The National Farmers’ Union Cymru (NFU Cymru) has come out to “strongly oppose” changes to the Natural Resources Wales’ (NRW) Ammonia Screening Guidance, arguing that the proposals “will have far reaching and damaging consequences for farm businesses”.

NRW’s Ammonia Screening Guidance is aimed at providing guidance to farmers on how the regulator expects assessments of the impact of ammonia emissions from developments that emit ammonia to be carried out for permit and planning applications.

In the NRW consultation that closed earlier this week, the NRW proposed “sweeping new changes” including application of the guidance to all developments emitting ammonia.

Previously the guidance has been applied to intensive farming operations, as well as the requirement to prove “no harm” to ammonia-sensitive species outside designated sites.

NFU Cymru argued that the proposed changes to the guidance, if implemented, would result in many more developments being brought into the screening process with requirements to undertake detailed and costly assessments of the potential impact of ammonia and nitrogen.

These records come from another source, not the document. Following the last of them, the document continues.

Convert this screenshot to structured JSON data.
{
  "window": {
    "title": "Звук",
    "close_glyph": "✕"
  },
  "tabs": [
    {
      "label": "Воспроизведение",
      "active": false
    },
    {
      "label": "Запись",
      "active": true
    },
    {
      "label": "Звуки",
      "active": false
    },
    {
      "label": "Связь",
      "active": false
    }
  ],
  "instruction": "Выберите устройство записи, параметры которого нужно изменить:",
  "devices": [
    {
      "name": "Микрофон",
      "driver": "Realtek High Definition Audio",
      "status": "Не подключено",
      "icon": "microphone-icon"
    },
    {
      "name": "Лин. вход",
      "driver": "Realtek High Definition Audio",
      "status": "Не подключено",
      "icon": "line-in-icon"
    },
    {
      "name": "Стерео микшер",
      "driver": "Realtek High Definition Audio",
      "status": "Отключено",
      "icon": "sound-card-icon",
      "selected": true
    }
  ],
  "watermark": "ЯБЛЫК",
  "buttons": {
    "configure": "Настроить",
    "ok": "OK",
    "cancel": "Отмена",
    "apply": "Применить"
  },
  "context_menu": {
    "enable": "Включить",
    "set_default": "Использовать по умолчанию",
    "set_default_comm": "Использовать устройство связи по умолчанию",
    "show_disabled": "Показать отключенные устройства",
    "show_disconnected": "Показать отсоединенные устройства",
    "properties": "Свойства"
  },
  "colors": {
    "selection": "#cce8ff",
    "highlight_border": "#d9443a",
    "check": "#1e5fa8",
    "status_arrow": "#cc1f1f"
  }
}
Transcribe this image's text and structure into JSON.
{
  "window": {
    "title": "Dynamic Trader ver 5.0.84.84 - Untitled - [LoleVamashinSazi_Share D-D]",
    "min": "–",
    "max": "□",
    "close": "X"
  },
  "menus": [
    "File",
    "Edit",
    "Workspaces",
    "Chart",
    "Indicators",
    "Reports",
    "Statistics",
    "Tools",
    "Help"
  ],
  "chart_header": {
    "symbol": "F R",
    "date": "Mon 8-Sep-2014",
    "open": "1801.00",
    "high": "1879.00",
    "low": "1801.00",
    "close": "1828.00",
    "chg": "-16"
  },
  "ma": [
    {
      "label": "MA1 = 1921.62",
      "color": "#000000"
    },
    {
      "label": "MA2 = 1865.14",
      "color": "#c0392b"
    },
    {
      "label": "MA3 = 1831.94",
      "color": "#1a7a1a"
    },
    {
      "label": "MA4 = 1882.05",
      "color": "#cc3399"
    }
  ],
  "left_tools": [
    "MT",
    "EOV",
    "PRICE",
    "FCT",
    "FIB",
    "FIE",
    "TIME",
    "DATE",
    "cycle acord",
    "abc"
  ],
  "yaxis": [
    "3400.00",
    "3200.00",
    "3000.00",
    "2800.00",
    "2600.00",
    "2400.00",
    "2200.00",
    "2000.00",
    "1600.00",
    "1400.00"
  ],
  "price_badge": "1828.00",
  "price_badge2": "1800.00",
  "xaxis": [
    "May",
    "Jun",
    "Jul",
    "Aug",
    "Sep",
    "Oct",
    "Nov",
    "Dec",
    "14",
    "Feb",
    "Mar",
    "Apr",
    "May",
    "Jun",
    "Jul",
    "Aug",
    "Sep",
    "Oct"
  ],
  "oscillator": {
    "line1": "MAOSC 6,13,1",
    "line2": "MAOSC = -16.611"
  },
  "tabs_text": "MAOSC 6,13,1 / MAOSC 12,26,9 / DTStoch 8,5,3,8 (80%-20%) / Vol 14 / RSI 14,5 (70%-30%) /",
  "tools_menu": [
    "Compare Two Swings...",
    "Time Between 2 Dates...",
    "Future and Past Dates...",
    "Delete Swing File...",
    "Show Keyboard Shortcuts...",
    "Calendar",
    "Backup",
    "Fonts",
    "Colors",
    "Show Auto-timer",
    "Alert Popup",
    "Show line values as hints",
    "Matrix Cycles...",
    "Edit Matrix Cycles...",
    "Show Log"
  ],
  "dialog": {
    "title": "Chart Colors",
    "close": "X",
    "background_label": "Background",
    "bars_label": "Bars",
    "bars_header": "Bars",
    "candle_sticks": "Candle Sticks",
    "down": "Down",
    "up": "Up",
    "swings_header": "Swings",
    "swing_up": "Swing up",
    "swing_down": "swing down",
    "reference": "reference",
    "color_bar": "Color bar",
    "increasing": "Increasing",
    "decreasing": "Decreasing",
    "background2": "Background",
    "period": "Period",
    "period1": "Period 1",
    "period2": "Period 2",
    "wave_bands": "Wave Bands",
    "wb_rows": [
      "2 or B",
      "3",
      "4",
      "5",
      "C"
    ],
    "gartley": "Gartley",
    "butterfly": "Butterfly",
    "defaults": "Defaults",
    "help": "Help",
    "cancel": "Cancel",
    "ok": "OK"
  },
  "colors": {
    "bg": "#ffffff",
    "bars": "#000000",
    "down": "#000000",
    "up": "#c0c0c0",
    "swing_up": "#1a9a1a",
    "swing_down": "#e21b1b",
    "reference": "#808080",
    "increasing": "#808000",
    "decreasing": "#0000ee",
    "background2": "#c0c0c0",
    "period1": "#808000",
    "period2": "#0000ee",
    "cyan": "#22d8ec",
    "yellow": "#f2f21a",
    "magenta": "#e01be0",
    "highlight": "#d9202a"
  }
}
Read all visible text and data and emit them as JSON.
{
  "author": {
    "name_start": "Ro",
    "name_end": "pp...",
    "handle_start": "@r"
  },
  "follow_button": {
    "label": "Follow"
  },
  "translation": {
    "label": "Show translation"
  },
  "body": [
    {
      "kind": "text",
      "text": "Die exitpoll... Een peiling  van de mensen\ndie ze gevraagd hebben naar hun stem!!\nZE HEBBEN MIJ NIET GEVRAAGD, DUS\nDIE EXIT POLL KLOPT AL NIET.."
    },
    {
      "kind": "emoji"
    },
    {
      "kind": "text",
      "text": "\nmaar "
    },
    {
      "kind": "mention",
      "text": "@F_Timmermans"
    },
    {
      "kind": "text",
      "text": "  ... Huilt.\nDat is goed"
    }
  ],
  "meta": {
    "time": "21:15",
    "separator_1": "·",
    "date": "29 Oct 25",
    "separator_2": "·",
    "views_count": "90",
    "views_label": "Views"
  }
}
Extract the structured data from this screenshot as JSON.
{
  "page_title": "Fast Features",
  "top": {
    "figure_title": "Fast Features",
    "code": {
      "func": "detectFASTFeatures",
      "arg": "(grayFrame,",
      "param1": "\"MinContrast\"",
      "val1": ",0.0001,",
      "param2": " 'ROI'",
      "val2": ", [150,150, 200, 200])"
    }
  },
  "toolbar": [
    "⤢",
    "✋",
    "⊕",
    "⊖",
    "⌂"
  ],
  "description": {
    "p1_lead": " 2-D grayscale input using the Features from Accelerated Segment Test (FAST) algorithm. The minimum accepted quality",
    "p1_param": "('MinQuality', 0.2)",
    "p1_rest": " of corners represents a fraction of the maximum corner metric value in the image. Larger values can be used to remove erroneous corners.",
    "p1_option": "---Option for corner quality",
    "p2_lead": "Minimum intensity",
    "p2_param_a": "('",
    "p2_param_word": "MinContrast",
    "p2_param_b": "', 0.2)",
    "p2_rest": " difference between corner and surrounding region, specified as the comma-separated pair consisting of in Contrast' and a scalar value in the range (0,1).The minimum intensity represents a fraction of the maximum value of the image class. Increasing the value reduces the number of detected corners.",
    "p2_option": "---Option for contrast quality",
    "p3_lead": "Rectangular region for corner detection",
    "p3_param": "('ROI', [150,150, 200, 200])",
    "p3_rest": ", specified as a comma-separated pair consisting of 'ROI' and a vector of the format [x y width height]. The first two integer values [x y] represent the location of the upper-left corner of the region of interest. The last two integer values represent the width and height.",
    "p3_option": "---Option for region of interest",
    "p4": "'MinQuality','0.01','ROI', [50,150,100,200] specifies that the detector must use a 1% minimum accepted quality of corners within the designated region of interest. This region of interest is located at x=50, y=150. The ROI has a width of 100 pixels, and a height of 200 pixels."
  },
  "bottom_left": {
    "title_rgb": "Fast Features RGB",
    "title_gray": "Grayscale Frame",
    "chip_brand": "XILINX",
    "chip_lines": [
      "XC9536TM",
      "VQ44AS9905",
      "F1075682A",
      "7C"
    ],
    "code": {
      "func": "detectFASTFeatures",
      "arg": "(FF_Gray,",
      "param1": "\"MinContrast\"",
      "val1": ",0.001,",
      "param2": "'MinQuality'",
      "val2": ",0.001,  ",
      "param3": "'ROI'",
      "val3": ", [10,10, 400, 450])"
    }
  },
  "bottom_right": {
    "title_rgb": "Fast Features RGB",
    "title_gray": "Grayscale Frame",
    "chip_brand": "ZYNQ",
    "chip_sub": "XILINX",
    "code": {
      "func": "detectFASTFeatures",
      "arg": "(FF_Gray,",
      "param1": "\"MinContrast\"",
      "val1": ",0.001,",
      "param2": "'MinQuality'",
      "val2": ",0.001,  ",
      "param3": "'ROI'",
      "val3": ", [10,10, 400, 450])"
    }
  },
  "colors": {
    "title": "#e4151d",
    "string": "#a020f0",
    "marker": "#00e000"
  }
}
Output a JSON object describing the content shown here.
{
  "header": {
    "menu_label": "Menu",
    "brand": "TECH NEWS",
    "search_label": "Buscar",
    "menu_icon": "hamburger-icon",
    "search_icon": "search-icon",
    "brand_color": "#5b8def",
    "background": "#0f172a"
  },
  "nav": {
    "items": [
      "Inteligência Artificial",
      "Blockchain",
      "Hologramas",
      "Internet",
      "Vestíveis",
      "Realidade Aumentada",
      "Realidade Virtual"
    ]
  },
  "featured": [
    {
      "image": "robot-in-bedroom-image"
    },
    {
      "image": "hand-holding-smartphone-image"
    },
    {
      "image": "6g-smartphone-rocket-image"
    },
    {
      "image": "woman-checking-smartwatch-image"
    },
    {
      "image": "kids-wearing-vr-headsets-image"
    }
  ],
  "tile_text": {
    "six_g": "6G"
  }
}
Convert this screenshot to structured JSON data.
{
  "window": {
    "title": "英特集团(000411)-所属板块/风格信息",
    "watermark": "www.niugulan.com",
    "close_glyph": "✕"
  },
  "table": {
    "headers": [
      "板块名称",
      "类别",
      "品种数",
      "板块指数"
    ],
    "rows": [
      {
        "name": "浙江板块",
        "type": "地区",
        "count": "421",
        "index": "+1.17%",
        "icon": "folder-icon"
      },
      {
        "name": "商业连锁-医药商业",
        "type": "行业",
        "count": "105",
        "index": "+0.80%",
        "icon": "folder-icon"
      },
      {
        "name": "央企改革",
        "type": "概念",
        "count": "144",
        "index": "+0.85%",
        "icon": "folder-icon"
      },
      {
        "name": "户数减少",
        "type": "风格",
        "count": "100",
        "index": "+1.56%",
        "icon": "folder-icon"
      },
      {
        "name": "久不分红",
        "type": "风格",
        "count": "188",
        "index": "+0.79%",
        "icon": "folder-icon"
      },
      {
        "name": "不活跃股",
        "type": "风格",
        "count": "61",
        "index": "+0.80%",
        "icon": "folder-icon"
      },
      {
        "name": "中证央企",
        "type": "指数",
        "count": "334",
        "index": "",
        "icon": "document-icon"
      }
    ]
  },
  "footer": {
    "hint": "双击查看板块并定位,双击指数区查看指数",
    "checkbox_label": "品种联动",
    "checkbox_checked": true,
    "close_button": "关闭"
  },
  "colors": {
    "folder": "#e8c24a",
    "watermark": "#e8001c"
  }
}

The farmer association also highlighted that developments would be blocked where stringent tests of ‘no harm’ cannot be met.

The proposals are likely to have detrimental consequences on farmers wishing to develop, diversify and improve their environmental performance and achieve compliance with regulation in Wales moving forward.

NFU Cymru deputy president Aled Jones commented: “NRW’s proposed approach is likely to put constraints and limitations on farm development, threatening future viability at what is a critical time for the industry.

“We have expressed concern to NRW over their failure to consider the wider economic, environmental, social and cultural impacts of proposals on rural Wales. We are disappointed that NRW has failed to publish the costs and benefits of its proposed approach,” Jones added.

He stressed that the appropriate practice was to consider the impact on business before policies are changed.

Perversely, the proposals, as they stand, will work directly against NRW’s own objectives of improving the environment.

“In effect, the proposed new Ammonia Screening Guidance is likely to place further barriers to new farm infrastructure projects on Welsh farms, including for replacement livestock housing and slurry/manure storage – even where this is required to achieve compliance with regulation,” the NFU Cymru deputy president argued.

He also expressed disappointment that the consultation process, as he said, focused on livestock production, while not taking account of ammonia emissions from elsewhere.